It is both a strange and beautiful time to be observing art. As an observer, I have as much agency to incorporate and define the meaning of art as the artist themselves. I am not just a passive viewer; in the process of observation, I too am creating, defining, and forging meaning.
Between the many exhibits on display, one special wall was covered with hundreds of photographs of the artists and their moments - the classes they’ve taken, the simple yet memorable shenanigans they’ve put up, and the joys they’ve experienced together. These photos could make anyone smile, nostalgic for their own college days. But the wall served a greater purpose than mere documentation – it was the mark of a community, a support system in what can otherwise be an isolating vocation.
As I looked over more exhibits, a question arose – which is the ‘best’ one? It seems that a desire to quantify, compare, and establish a hierarchical order never fails to seep in. I quelled the question with kindness. Each piece of art speaks to someone, I say, but the question doesn't go away. It branches out instead – what if your creation never speaks to anyone else? A sacrilegious question, one that every artist must contend with.
Just then, Tolkien's words come to the rescue. In 1954, JRR Tolkien wrote in The Fellowship of the Ring: “All we have to decide is what to do with the time that is given us.” Perhaps a rephrasing of this line might help answer the question: All we have to decide is what to create in the time that is given us. It is impossible to completely eliminate the desire to have our art mean something to someone other than ourselves. Yet, often, there is the very real possibility that what we create will only ever be ours.
After almost two hours, I walked out, my mind shaken. I had witnessed six months of tireless work, hundreds of hours of craft, including idea generation, research, and refining, all of which were gathered together for hundreds of curious eyes each day. As I leave the created world behind, what did I take back to the ‘real’ world, I ask. Art is as much about the process as it is about inspiration. Art is a lot of work. And this ‘work’ might be among the few aspects of art that we can consciously choose as artists - the power to make things.
Alfa M Shakya Alfa is a writer, trainer, and digital artist. She runs her blog thewordcastle.com and is also a Toastmaster.
6 min read
Meet six young Nepali artists with stories to tell, styles of their own, and a passion for art that’s digital.
7 min read

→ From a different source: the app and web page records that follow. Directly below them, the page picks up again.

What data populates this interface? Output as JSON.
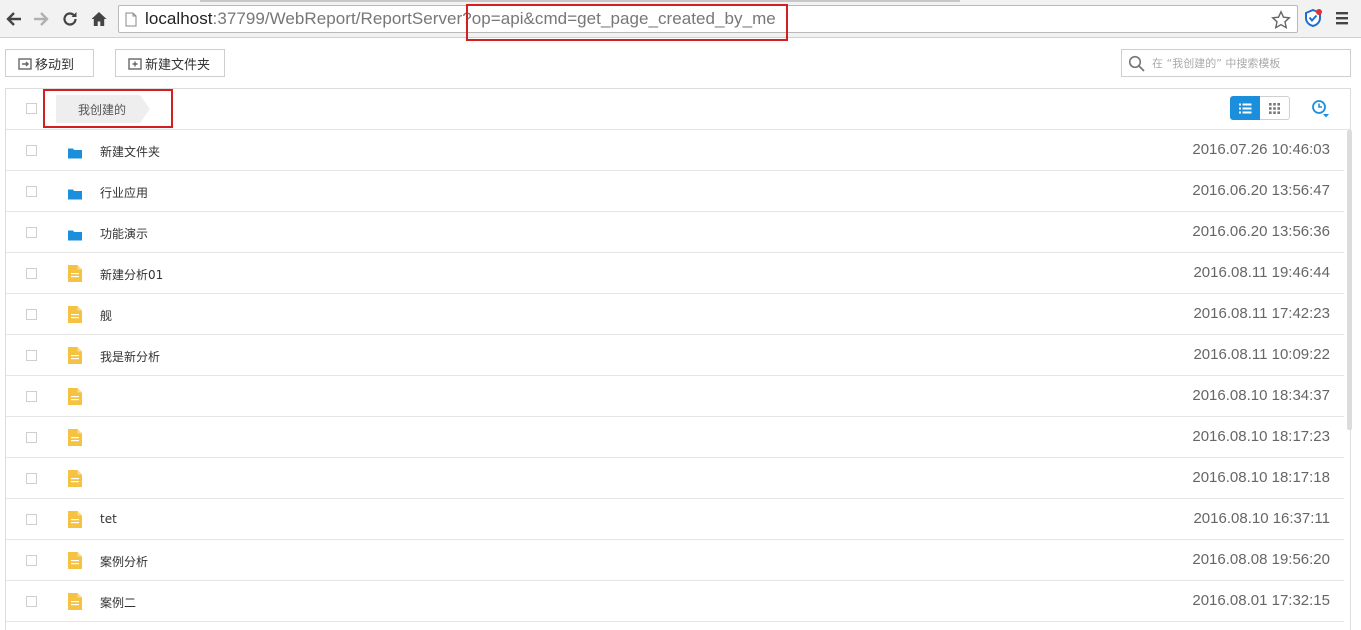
{
  "browser": {
    "url_host": "localhost",
    "url_rest": ":37799/WebReport/ReportServer?op=api&cmd=get_page_created_by_me"
  },
  "toolbar": {
    "move_to_label": "移动到",
    "new_folder_label": "新建文件夹",
    "search_placeholder": "在 “我创建的” 中搜索模板"
  },
  "breadcrumb": {
    "current": "我创建的"
  },
  "colors": {
    "accent": "#1c8fdc",
    "folder": "#1c8fdc",
    "file": "#f5c242",
    "highlight": "#d31f1f"
  },
  "items": [
    {
      "type": "folder",
      "name": "新建文件夹",
      "time": "2016.07.26 10:46:03"
    },
    {
      "type": "folder",
      "name": "行业应用",
      "time": "2016.06.20 13:56:47"
    },
    {
      "type": "folder",
      "name": "功能演示",
      "time": "2016.06.20 13:56:36"
    },
    {
      "type": "file",
      "name": "新建分析01",
      "time": "2016.08.11 19:46:44"
    },
    {
      "type": "file",
      "name": "舰",
      "time": "2016.08.11 17:42:23"
    },
    {
      "type": "file",
      "name": "我是新分析",
      "time": "2016.08.11 10:09:22"
    },
    {
      "type": "file",
      "name": "",
      "time": "2016.08.10 18:34:37"
    },
    {
      "type": "file",
      "name": "",
      "time": "2016.08.10 18:17:23"
    },
    {
      "type": "file",
      "name": "",
      "time": "2016.08.10 18:17:18"
    },
    {
      "type": "file",
      "name": "tet",
      "time": "2016.08.10 16:37:11"
    },
    {
      "type": "file",
      "name": "案例分析",
      "time": "2016.08.08 19:56:20"
    },
    {
      "type": "file",
      "name": "案例二",
      "time": "2016.08.01 17:32:15"
    }
  ]
}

By opening up traditional art forms to women and other castes, young musicians are making certain musical heritage like the dapha, believed to be the oldest form of bhajan in Nepal, will live on.

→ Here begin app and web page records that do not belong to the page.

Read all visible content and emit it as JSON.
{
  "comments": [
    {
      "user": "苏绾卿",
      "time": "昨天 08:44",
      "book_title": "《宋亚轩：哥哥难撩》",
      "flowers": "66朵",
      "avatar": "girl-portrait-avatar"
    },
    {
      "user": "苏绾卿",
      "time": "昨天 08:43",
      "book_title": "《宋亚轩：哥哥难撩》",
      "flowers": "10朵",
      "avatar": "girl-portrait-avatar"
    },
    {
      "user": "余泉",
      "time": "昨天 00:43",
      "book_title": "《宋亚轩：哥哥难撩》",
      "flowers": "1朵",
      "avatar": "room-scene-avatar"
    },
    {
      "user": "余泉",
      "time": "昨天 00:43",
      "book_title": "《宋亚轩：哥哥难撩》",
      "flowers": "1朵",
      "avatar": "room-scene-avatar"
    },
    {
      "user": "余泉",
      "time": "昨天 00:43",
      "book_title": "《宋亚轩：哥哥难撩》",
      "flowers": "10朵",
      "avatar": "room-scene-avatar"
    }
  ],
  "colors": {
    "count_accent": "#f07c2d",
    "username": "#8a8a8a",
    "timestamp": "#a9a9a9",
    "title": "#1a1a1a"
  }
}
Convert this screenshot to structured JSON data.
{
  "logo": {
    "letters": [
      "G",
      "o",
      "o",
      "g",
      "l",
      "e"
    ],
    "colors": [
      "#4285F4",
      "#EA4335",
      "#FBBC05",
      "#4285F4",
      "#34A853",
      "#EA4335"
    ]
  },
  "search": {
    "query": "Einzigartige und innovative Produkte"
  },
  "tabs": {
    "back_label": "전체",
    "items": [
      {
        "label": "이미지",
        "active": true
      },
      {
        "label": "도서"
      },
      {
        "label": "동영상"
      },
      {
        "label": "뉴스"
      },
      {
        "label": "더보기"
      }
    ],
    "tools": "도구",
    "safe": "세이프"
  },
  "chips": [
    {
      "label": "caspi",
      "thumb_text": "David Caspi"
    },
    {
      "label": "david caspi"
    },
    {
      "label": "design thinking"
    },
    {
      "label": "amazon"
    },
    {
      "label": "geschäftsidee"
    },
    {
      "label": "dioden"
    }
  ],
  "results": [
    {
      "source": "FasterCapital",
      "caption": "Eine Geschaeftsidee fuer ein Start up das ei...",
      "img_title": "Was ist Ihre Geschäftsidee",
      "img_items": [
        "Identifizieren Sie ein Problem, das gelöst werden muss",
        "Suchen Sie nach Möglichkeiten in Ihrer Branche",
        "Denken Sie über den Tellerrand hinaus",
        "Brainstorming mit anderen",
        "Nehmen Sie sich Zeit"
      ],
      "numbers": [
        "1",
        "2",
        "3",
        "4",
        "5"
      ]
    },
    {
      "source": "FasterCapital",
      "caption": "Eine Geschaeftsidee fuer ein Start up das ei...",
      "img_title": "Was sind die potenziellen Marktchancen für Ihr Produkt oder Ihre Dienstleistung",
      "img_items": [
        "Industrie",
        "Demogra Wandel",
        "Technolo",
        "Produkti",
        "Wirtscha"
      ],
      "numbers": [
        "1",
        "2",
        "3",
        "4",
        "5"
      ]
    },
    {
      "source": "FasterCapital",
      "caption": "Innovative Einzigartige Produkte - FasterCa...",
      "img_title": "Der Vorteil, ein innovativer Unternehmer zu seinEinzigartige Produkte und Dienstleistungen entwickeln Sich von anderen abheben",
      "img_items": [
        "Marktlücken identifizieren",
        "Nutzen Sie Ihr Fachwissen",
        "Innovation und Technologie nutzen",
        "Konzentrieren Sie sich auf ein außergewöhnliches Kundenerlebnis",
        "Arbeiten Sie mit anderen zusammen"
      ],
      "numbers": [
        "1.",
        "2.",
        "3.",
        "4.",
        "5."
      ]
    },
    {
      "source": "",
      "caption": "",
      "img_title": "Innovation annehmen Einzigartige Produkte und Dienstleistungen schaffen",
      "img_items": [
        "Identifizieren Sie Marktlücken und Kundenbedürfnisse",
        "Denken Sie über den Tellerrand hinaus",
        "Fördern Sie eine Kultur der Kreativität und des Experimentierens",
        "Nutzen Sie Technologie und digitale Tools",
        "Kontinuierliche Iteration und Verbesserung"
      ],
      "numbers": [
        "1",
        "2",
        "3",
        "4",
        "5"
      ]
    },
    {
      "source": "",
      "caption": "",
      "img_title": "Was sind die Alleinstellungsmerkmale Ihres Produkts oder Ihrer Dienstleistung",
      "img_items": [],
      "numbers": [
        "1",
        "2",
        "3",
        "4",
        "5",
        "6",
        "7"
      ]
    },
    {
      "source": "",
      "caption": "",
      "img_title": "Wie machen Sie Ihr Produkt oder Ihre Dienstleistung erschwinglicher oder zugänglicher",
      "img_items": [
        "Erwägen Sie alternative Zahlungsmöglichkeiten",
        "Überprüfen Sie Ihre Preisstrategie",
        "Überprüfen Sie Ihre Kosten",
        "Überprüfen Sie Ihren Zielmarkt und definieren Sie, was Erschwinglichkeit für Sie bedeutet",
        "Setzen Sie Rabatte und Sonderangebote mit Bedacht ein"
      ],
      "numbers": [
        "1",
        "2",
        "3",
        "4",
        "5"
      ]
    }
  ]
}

4 min read
The Record is back with its mini-series of artists and the projects they worked on during the lockdown and the pandemic.
4 min read

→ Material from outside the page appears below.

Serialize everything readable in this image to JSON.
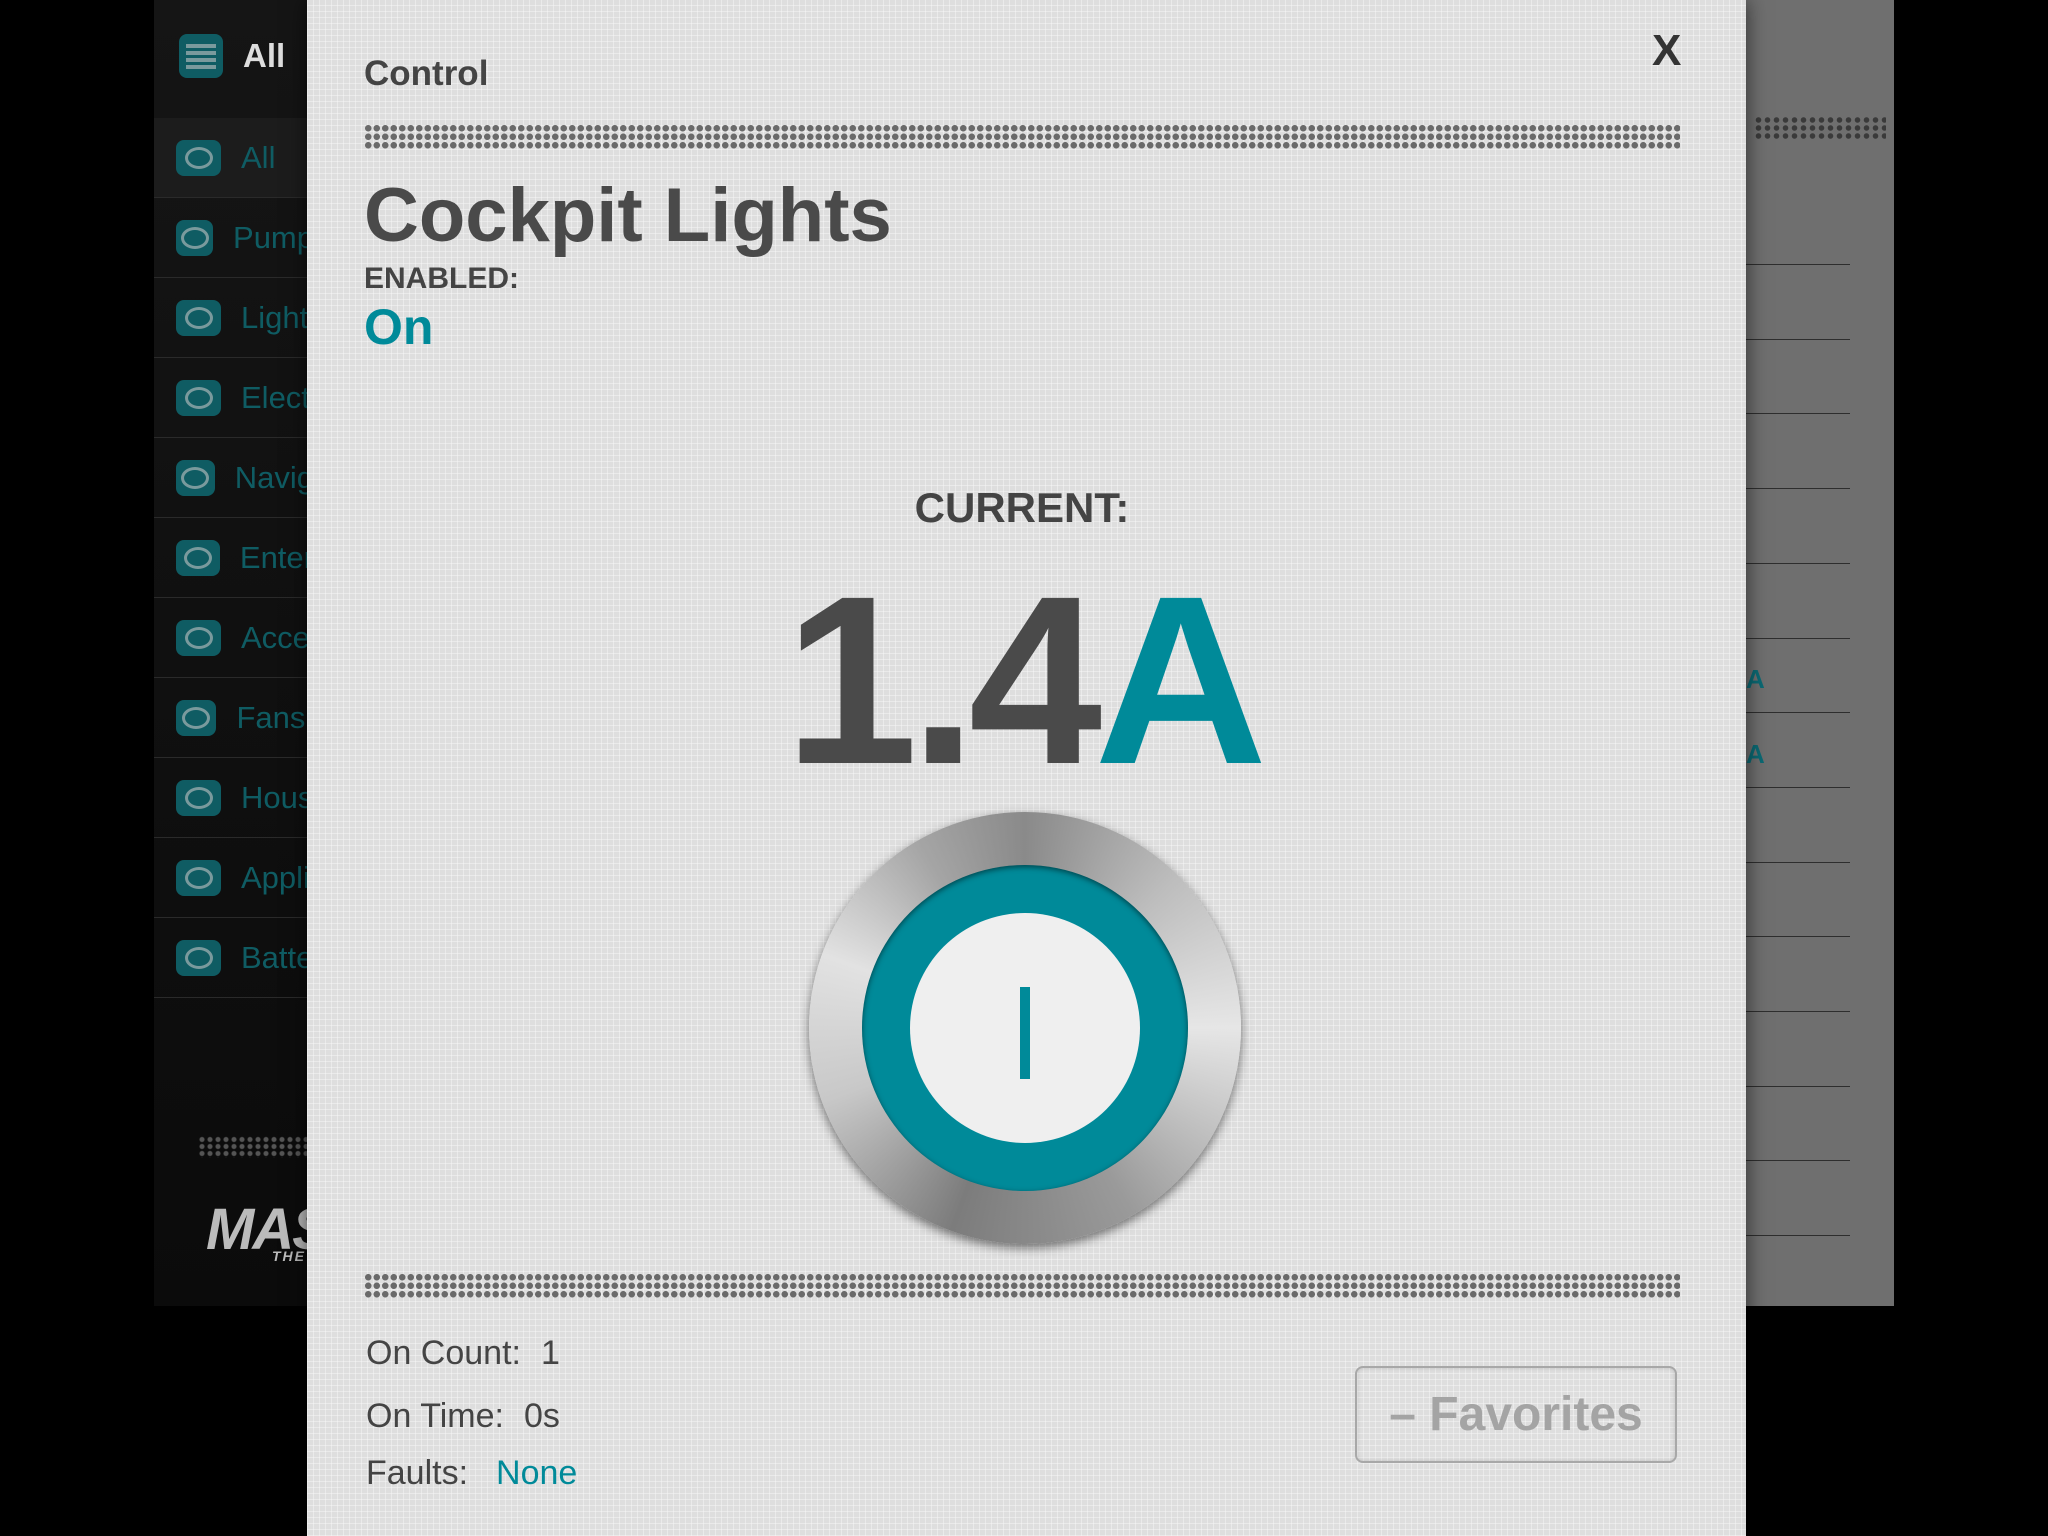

50 Days of Tarai is more than a travel book — it is an intricately designed showcase of the author’s personal experiences and her artistic abilities.
8 min read
Analog photography is a relic from a bygone era, yet a few enthusiasts still continue to keep the spirit of film alive. But for how long?
5 min read
In his two decades of work, Subha Ratna Bajracharya has chiseled many iconic structures, many of which can be found in temples and landmarks all across Nepal and around the globe.
12 min read
In this edition of Writing Journeys, Tom Robertson shares hisown insights on learning to write well, especially during thislockdown.
11 min read
The Kathmandu Triennale 2077 attempts to delineate the concept of time, explore the fluidity of identity, and celebrates art in all its forms.